This is going to be our first winter with a canal boat, and I have been looking at how we can protect the boat against freezing.
I had a few options:-
- I could drain all the water out of the boat, i.e. the water tank and the heating system. But we intend to visit the boat over the winter as a jumping off spot for visiting relations.
- We do have mains power, so I could place some oil filled radiators in the boat, they would need an anti frost setting. This looks like a viable and popular option, but we have to prepay for electricity and I have no idea how much we would need.
- The boat is fitted with a very effective diesel powered heating system, with radiators around the boat. At present, the control system is very primitive, with just an on/off switch, we have used it a few times. I would need to fit a frost thermostat to make it effective.
After much studying and asking questions on Facebook and the online forums, I decided to go with the third option and use the built-in diesel heater. We have a large diesel tank, so this I hope will last the winter.
Our boat is fitted with an Eberspächer D4W Hydronic water heater which heats the radiators and provides hot water when required, which in the summer is not often. It is controlled by a simple pull switch.
I then tried to source a 12v frost thermostat, from what I could see a 12v Honeywell frost thermostat part no 4111263a would do the trick. The prices of these seem to vary from each supplier, but in the end I selected PB Auto Electrics as the price and delivery seemed reasonable.
But when it arrived, it was the T4360 240v frost thermostat, A quick check with PB Auto Electrics and, they confirmed it was exactly the same device, I wish I had known before it would have made finding one a lot simpler.
NOTE: This type of thermostat is a very simple device, that uses a bimetallic strip as a switch when temperature changes see here for a more detailed explanation.
My plan was to fit the thermostat is parallel with the current switch, so I could still use the switch when needed, the frost thermostat could then operate independently when the internal temperature of the boat gets too low.
To install the thermostat, I made some extension leads from the switch to the new thermostat and mounted it on an internal wall near the control panel.

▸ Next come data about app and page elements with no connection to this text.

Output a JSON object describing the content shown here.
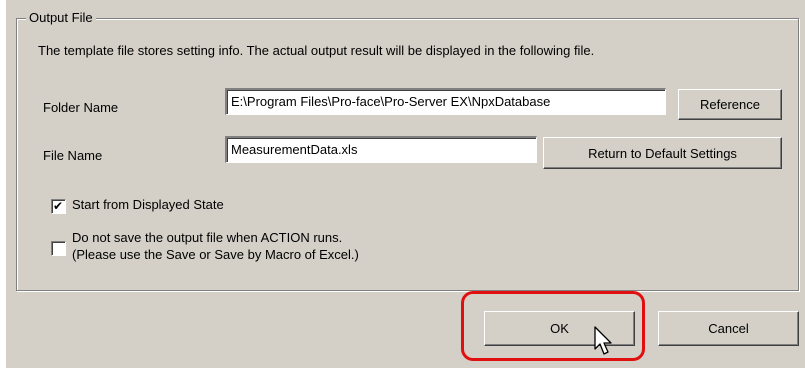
{
  "group": {
    "title": "Output File",
    "description": "The template file stores setting info. The actual output result will be displayed in the following file."
  },
  "folder": {
    "label": "Folder Name",
    "value": "E:\\Program Files\\Pro-face\\Pro-Server EX\\NpxDatabase",
    "button": "Reference"
  },
  "file": {
    "label": "File Name",
    "value": "MeasurementData.xls",
    "button": "Return to Default Settings"
  },
  "options": [
    {
      "label": "Start from Displayed State",
      "checked": true
    },
    {
      "label": "Do not save the output file when ACTION runs.",
      "label2": "(Please use the Save or Save by Macro of Excel.)",
      "checked": false
    }
  ],
  "buttons": {
    "ok": "OK",
    "cancel": "Cancel"
  },
  "colors": {
    "dialog_bg": "#d4d0c8",
    "highlight": "#e01010"
  },
  "icons": {
    "cursor": "mouse-pointer-icon",
    "check": "checkmark-icon"
  }
}
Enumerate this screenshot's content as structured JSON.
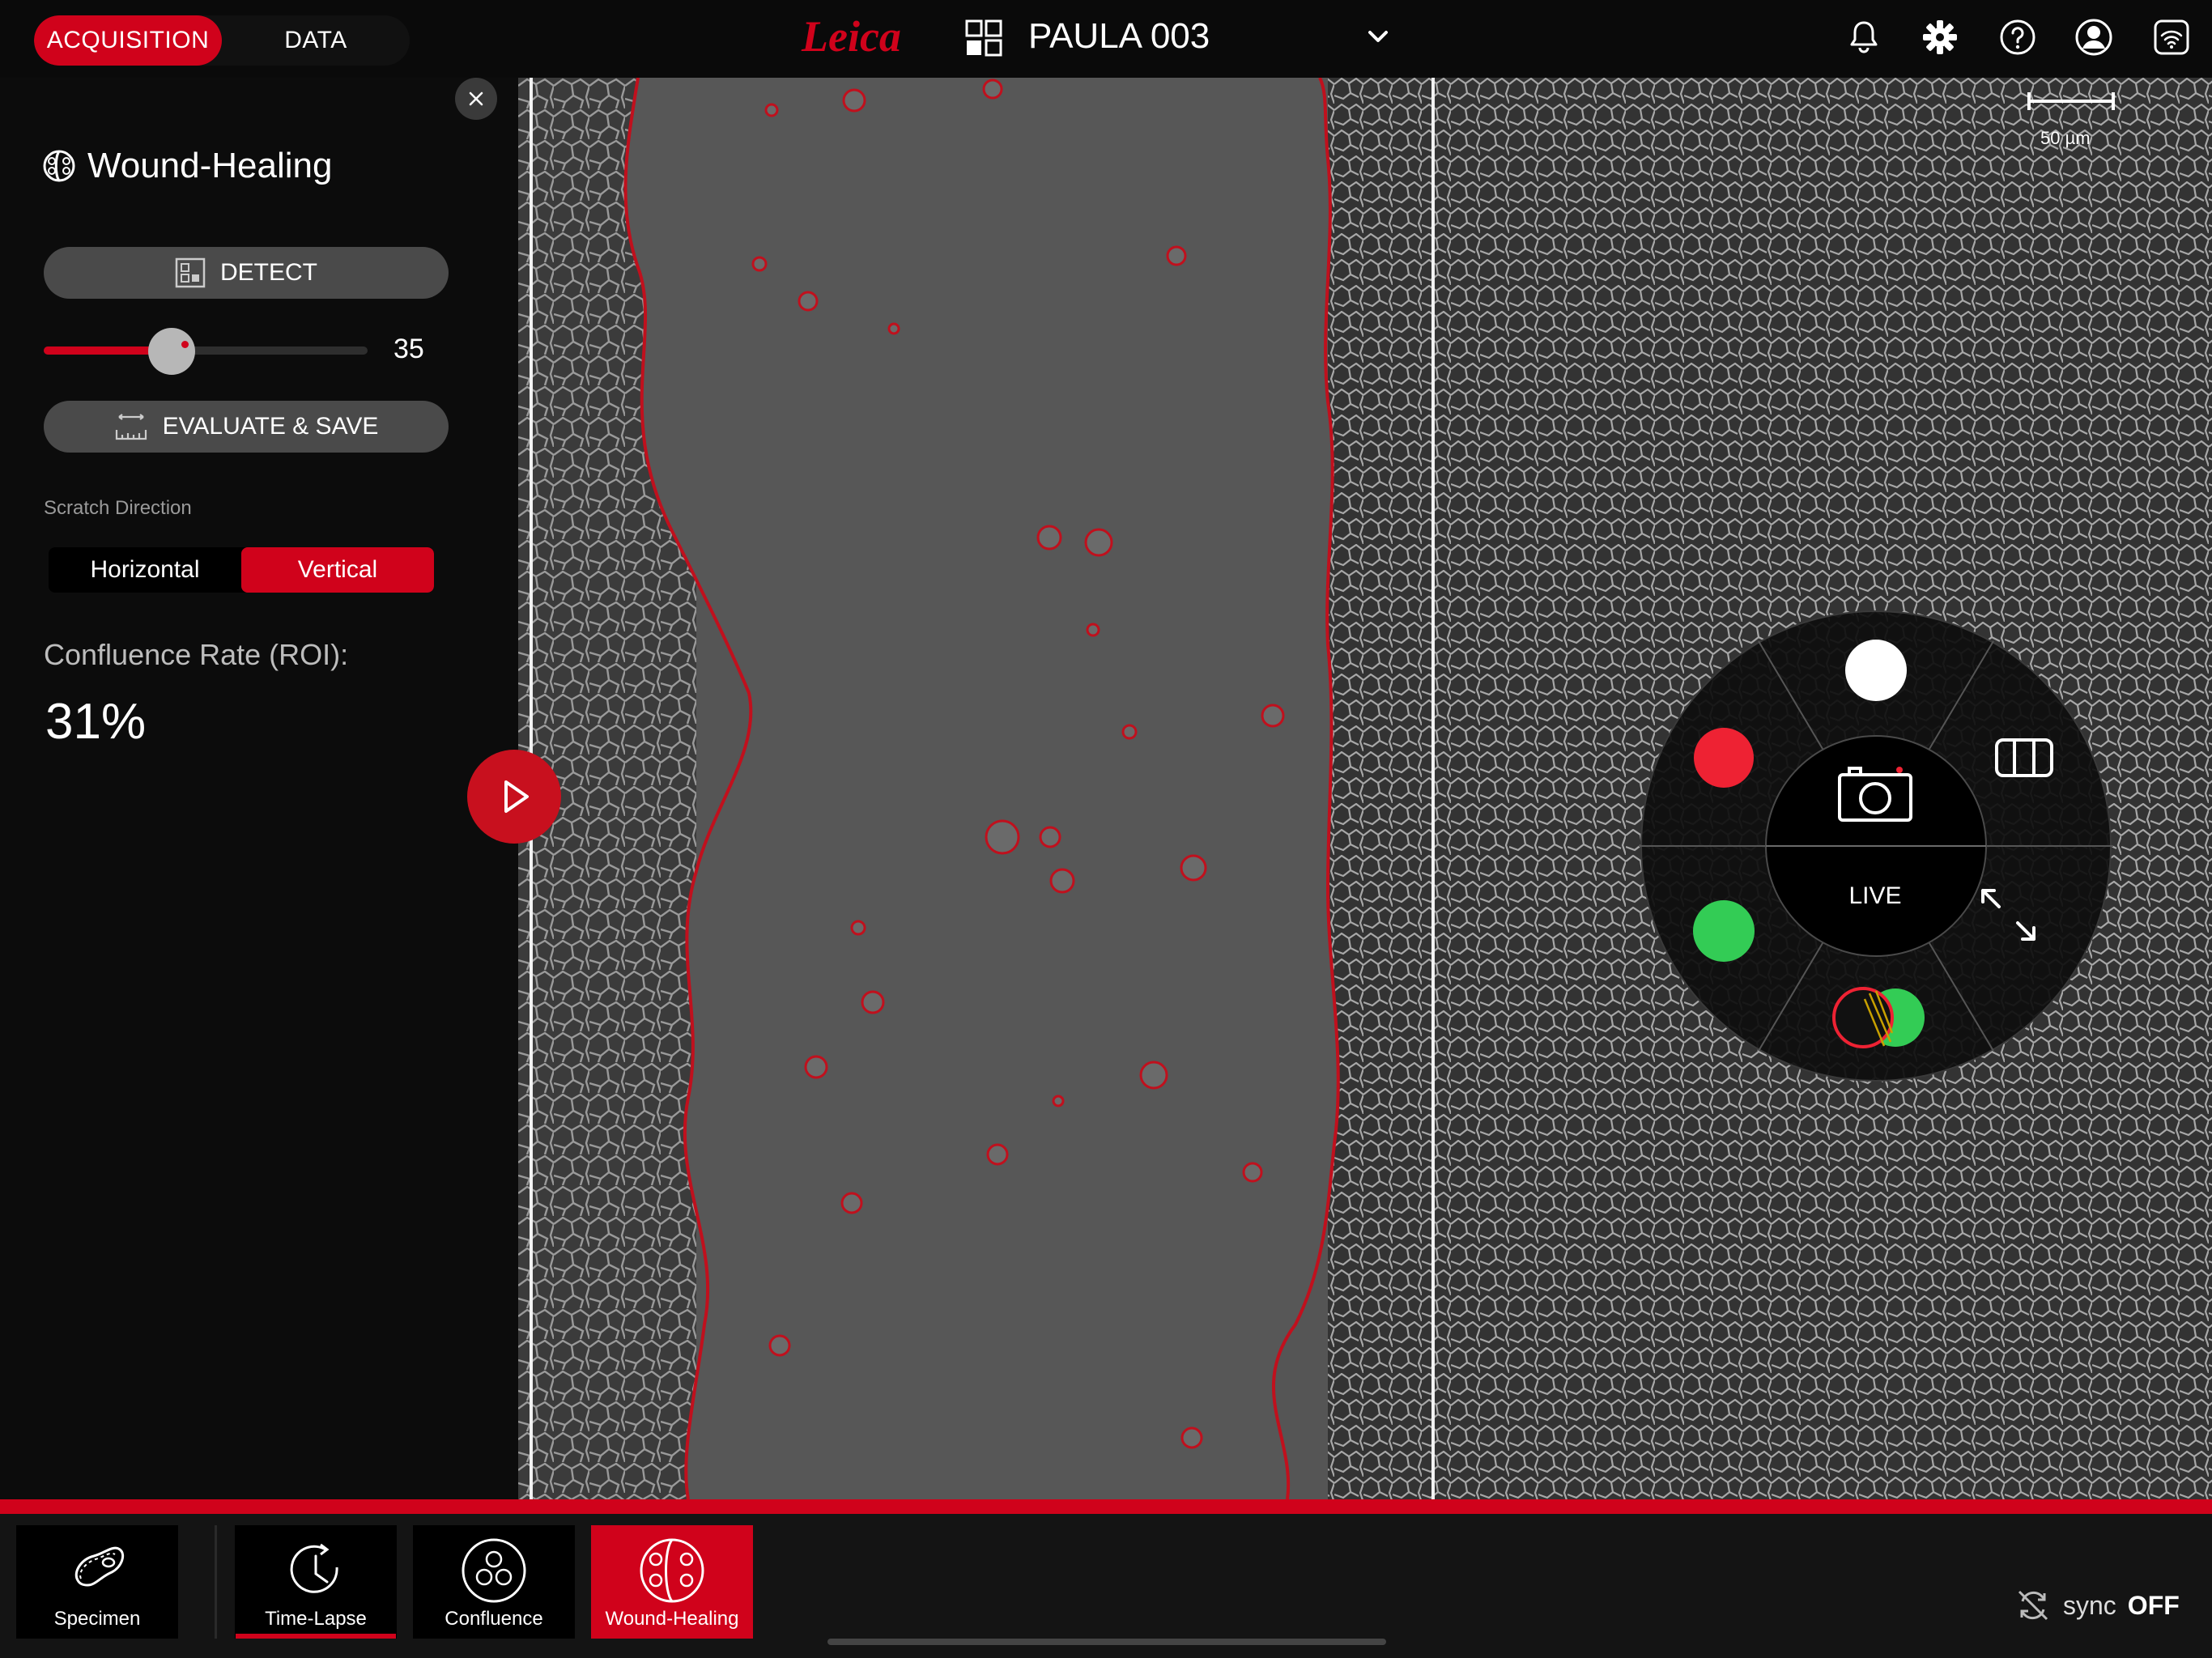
{
  "header": {
    "mode_tabs": [
      "ACQUISITION",
      "DATA"
    ],
    "active_mode": "ACQUISITION",
    "brand": "Leica",
    "experiment_title": "PAULA 003",
    "icons": [
      "bell-icon",
      "gear-icon",
      "help-icon",
      "user-icon",
      "wifi-icon"
    ]
  },
  "panel": {
    "app_title": "Wound-Healing",
    "detect_label": "DETECT",
    "slider_value": 35,
    "slider_fraction": 0.35,
    "evaluate_label": "EVALUATE & SAVE",
    "scratch_direction_label": "Scratch Direction",
    "directions": [
      "Horizontal",
      "Vertical"
    ],
    "selected_direction": "Vertical",
    "confluence_label": "Confluence Rate (ROI):",
    "confluence_value": "31%"
  },
  "viewer": {
    "scale_bar_label": "50 µm",
    "live_label": "LIVE"
  },
  "bottom_tabs": [
    {
      "label": "Specimen",
      "icon": "specimen-icon"
    },
    {
      "label": "Time-Lapse",
      "icon": "clock-icon"
    },
    {
      "label": "Confluence",
      "icon": "cells-icon"
    },
    {
      "label": "Wound-Healing",
      "icon": "wound-icon"
    }
  ],
  "active_tab": "Wound-Healing",
  "sync": {
    "label": "sync",
    "state": "OFF"
  },
  "colors": {
    "accent": "#d0021b",
    "green": "#33cc55",
    "panel": "#0c0c0c"
  }
}
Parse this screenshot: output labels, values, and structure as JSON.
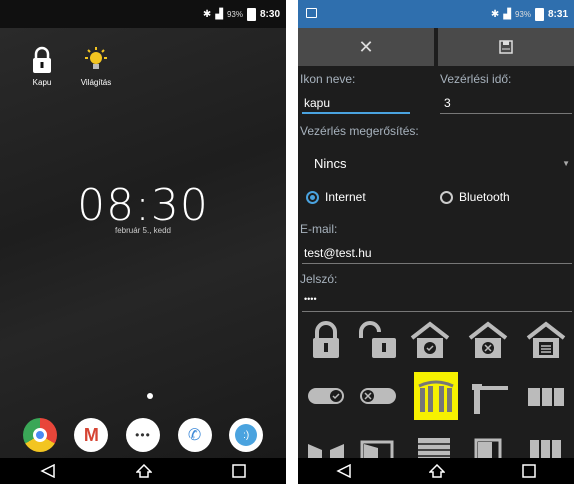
{
  "left": {
    "statusbar": {
      "battery_pct": "93%",
      "time": "8:30"
    },
    "home_icons": [
      {
        "label": "Kapu",
        "icon": "lock-icon"
      },
      {
        "label": "Világítás",
        "icon": "bulb-icon"
      }
    ],
    "clock": {
      "time": "08:30",
      "date": "február 5., kedd"
    },
    "dock": [
      {
        "icon": "chrome-icon",
        "color": "#e8463a"
      },
      {
        "icon": "gmail-icon",
        "color": "#ffffff"
      },
      {
        "icon": "apps-icon",
        "color": "#ffffff"
      },
      {
        "icon": "phone-icon",
        "color": "#3f8ad8"
      },
      {
        "icon": "messages-icon",
        "color": "#4aa3df"
      }
    ]
  },
  "right": {
    "statusbar": {
      "battery_pct": "93%",
      "time": "8:31"
    },
    "toolbar": {
      "cancel_icon": "close-icon",
      "save_icon": "save-icon"
    },
    "form": {
      "icon_name_label": "Ikon neve:",
      "icon_name_value": "kapu",
      "control_time_label": "Vezérlési idő:",
      "control_time_value": "3",
      "confirm_label": "Vezérlés megerősítés:",
      "confirm_value": "Nincs",
      "radio_internet": "Internet",
      "radio_bluetooth": "Bluetooth",
      "email_label": "E-mail:",
      "email_value": "test@test.hu",
      "password_label": "Jelszó:",
      "password_value": "••••"
    },
    "accent": "#4aa3df",
    "icon_grid_selected": "gate-icon"
  }
}
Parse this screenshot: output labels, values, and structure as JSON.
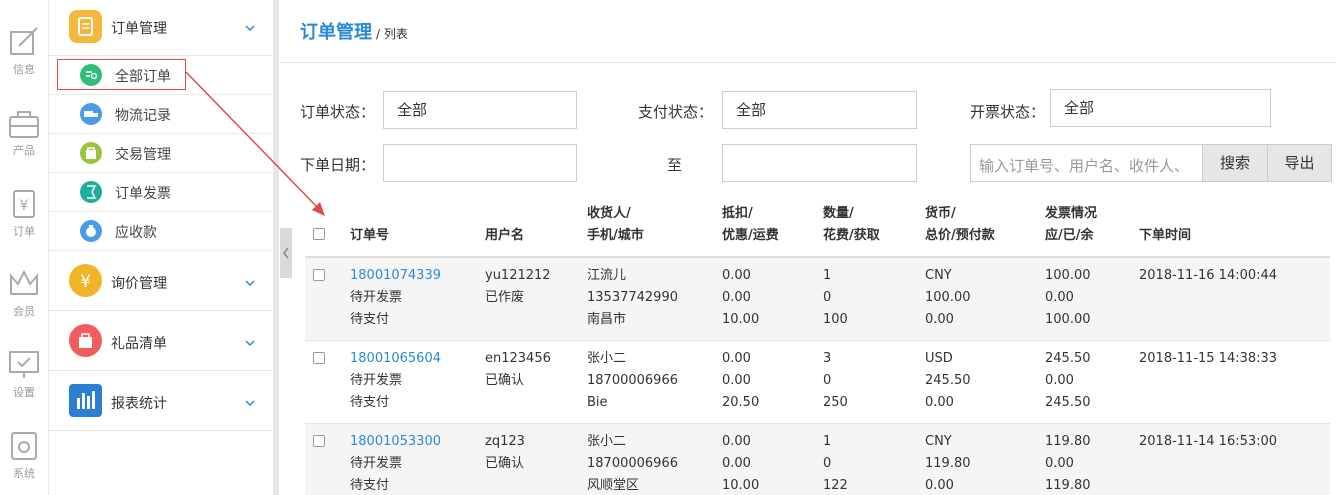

The switch had two wires attached, a yellow wire and a red wire. The red wire has 12V supply from the heater, and the yellow goes back to the heater to trigger it to start.
Inside the thermostat, I extended the red wire to terminal 1 and the yellow to terminal 3.
When you remove the cover of the frost thermostat it revels a wheel with the temperatures marked on it, it is pretty much a normal thermostat with a cover that stops adjustment. To test the setup changed the setting to above and below the current temperature.
Everything worked as expected, so I finally set it to between 3 and 4 degrees.
Before I left, I did take a photo of our fuel gauge, so I can see roughly how much diesel we use.
Next I will add a frost protection switch, so I can isolate this in case of problems, I could have done this with the current switch, but I expect to add a normal thermostat later which will work with the switch or replace it.